I don’t think a blog is the pulpit, but it is a pulpit. It’s a bit like Tony Abbott calling on people to only trust his carefully worded statements rather than his off the cuff responses. Sermons are tightly prepared exegesis aimed to teach people the word of God. Posts on a blog are opinion pieces that are hopefully not contrary to sound exegesis – but I don’t think the burden of responsibility is the same. We should be careful with how we use our tongues, and our keyboards, and should steer clear of slander, malice, dishonesty and gossip. But to suggest that we can’t speak out on issues that we feel strongly about by equating blogging with being a called and appointed “teacher” is a little wrongheaded, and opens up a can of worms. Should I, for instance, read a woman’s blog if blogging is teaching?

Conversely, I think we need to be really careful to present our personal views with appropriate nuance. When we speak out in favour of a particular methodology, or political party, we need to frame it somehow as personal opinion in an issue of liberty. And I think blogs are a terrible forum for this. Controversy is inherent to the medium. Controversial posts get more hits, more comments, and are more fun to write. Controversial posts are also a much better corrective against opposing views. They make people think, they prompt discussion. But controversy is often not pastorally sensitive (though I reckon Jesus, Peter, and Paul were all pretty controversial). It annoys me when people post such controversial ideas when I disagree with their fundamental views. I get a bit narky.

Here are some thoughts around this subject, in list form.
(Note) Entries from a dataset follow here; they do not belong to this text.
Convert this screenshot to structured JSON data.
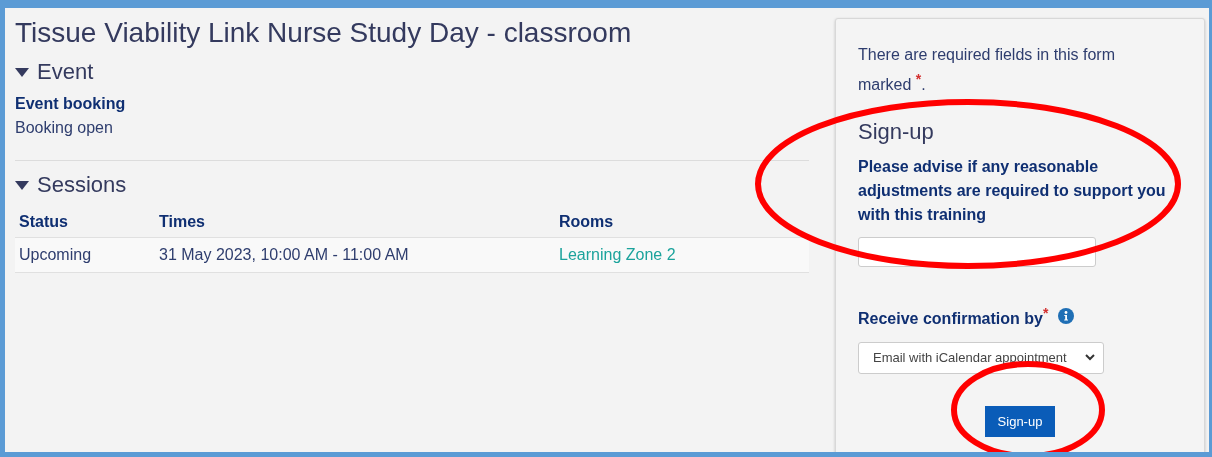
{
  "page": {
    "title": "Tissue Viability Link Nurse Study Day - classroom"
  },
  "event": {
    "heading": "Event",
    "expanded": true,
    "label": "Event booking",
    "value": "Booking open"
  },
  "sessions": {
    "heading": "Sessions",
    "expanded": true,
    "columns": [
      "Status",
      "Times",
      "Rooms"
    ],
    "rows": [
      {
        "status": "Upcoming",
        "times": "31 May 2023, 10:00 AM - 11:00 AM",
        "room": "Learning Zone 2"
      }
    ]
  },
  "form": {
    "required_note": {
      "before": "There are required fields in this form marked",
      "mark": "*",
      "after": "."
    },
    "heading": "Sign-up",
    "fields": [
      {
        "kind": "text",
        "label": "Please advise if any reasonable adjustments are required to support you with this training",
        "required": false
      },
      {
        "kind": "select",
        "label": "Receive confirmation by",
        "required": true,
        "mark": "*",
        "info": true,
        "value": "Email with iCalendar appointment"
      }
    ],
    "submit": "Sign-up"
  },
  "highlights": [
    {
      "kind": "ellipse"
    },
    {
      "kind": "ellipse"
    }
  ]
}
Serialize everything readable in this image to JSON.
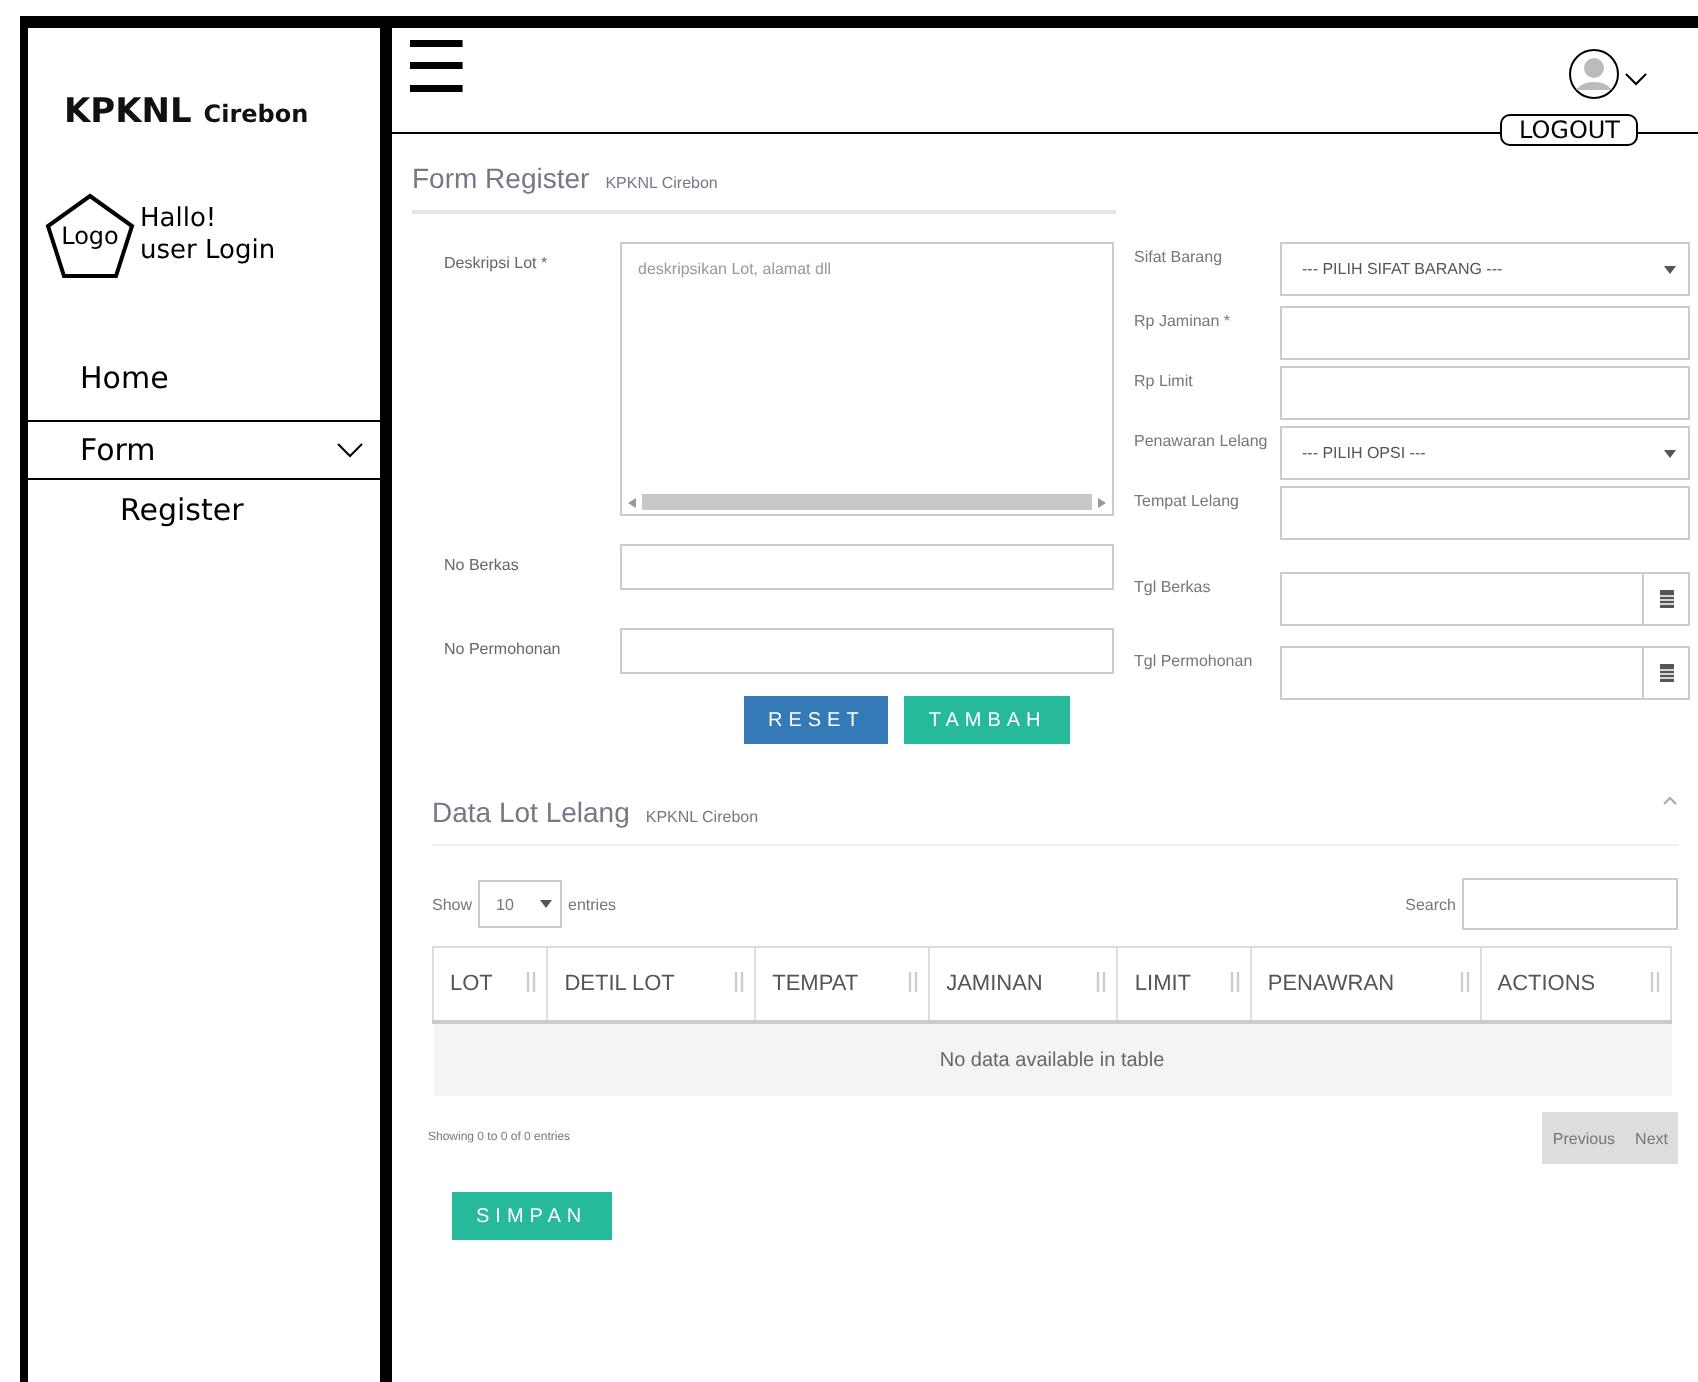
{
  "sidebar": {
    "brand": "KPKNL",
    "brand_sub": "Cirebon",
    "logo": "Logo",
    "greeting": "Hallo!",
    "user": "user Login",
    "items": [
      {
        "label": "Home",
        "expanded": false
      },
      {
        "label": "Form",
        "expanded": true,
        "children": [
          {
            "label": "Register"
          }
        ]
      }
    ]
  },
  "header": {
    "menu_icon": "☰",
    "logout": "LOGOUT"
  },
  "form": {
    "title": "Form Register",
    "subtitle": "KPKNL Cirebon",
    "left_fields": [
      {
        "kind": "textarea",
        "label": "Deskripsi Lot *",
        "placeholder": "deskripsikan Lot, alamat dll"
      },
      {
        "kind": "text",
        "label": "No Berkas"
      },
      {
        "kind": "text",
        "label": "No Permohonan"
      }
    ],
    "right_fields": [
      {
        "kind": "select",
        "label": "Sifat Barang",
        "value": "--- PILIH SIFAT BARANG ---"
      },
      {
        "kind": "text",
        "label": "Rp Jaminan *"
      },
      {
        "kind": "text",
        "label": "Rp Limit"
      },
      {
        "kind": "select",
        "label": "Penawaran Lelang",
        "value": "--- PILIH OPSI ---"
      },
      {
        "kind": "text",
        "label": "Tempat Lelang"
      },
      {
        "kind": "date",
        "label": "Tgl Berkas"
      },
      {
        "kind": "date",
        "label": "Tgl Permohonan"
      }
    ],
    "buttons": [
      {
        "kind": "primary",
        "label": "RESET"
      },
      {
        "kind": "success",
        "label": "TAMBAH"
      }
    ]
  },
  "table": {
    "title": "Data Lot Lelang",
    "subtitle": "KPKNL Cirebon",
    "show": "Show",
    "page_size": "10",
    "entries": "entries",
    "search": "Search",
    "columns": [
      "LOT",
      "DETIL LOT",
      "TEMPAT",
      "JAMINAN",
      "LIMIT",
      "PENAWRAN",
      "ACTIONS"
    ],
    "empty": "No data available in table",
    "info": "Showing 0 to 0 of 0 entries",
    "previous": "Previous",
    "next": "Next"
  },
  "save_button": "SIMPAN"
}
  1. We all need to be careful to frame our views appropriately on issues of liberty.
  2. We need to be prepared to participate in discussions in a loving manner when we agree and when we disagree in order for discussions not to be bogged down in player-hating.
  3. We must recognise the limits of the medium – both in terms of non-verbal communication, and in terms of the form and function of blogs as dialogues primarily based on personal opinion not produced primarily as ministry, but rather as personal reflection and possibly the pursuit of wisdom (unless somebody deliberately sets out to have a ministry blog – but even then the medium needs to be taken into account). We interpret based on medium everywhere else. Peer reviewed journal articles are interpreted differently to the opinion column of a tabloid newspaper though both are ostensibly written communication.
  4. We need to frame our disagreements in love and with a desire to be reaching the same goal. A more nuanced view (because most of us start on extremes, most of the time).
  5. We need to be encouraging people to speak their minds on issues as part of the online conversation, and we need to be prepared to speak the truth with love if we think they’re wrong.
  6. Any outcome  that leads to those in ministry, who are hopefully generally well thought out theologically (and hopefully more broadly), being too scared to voice their opinions is less than ideal.
  7. People in ministry need to be sensitive to those reading their thoughts and not create unnecessary obstacles.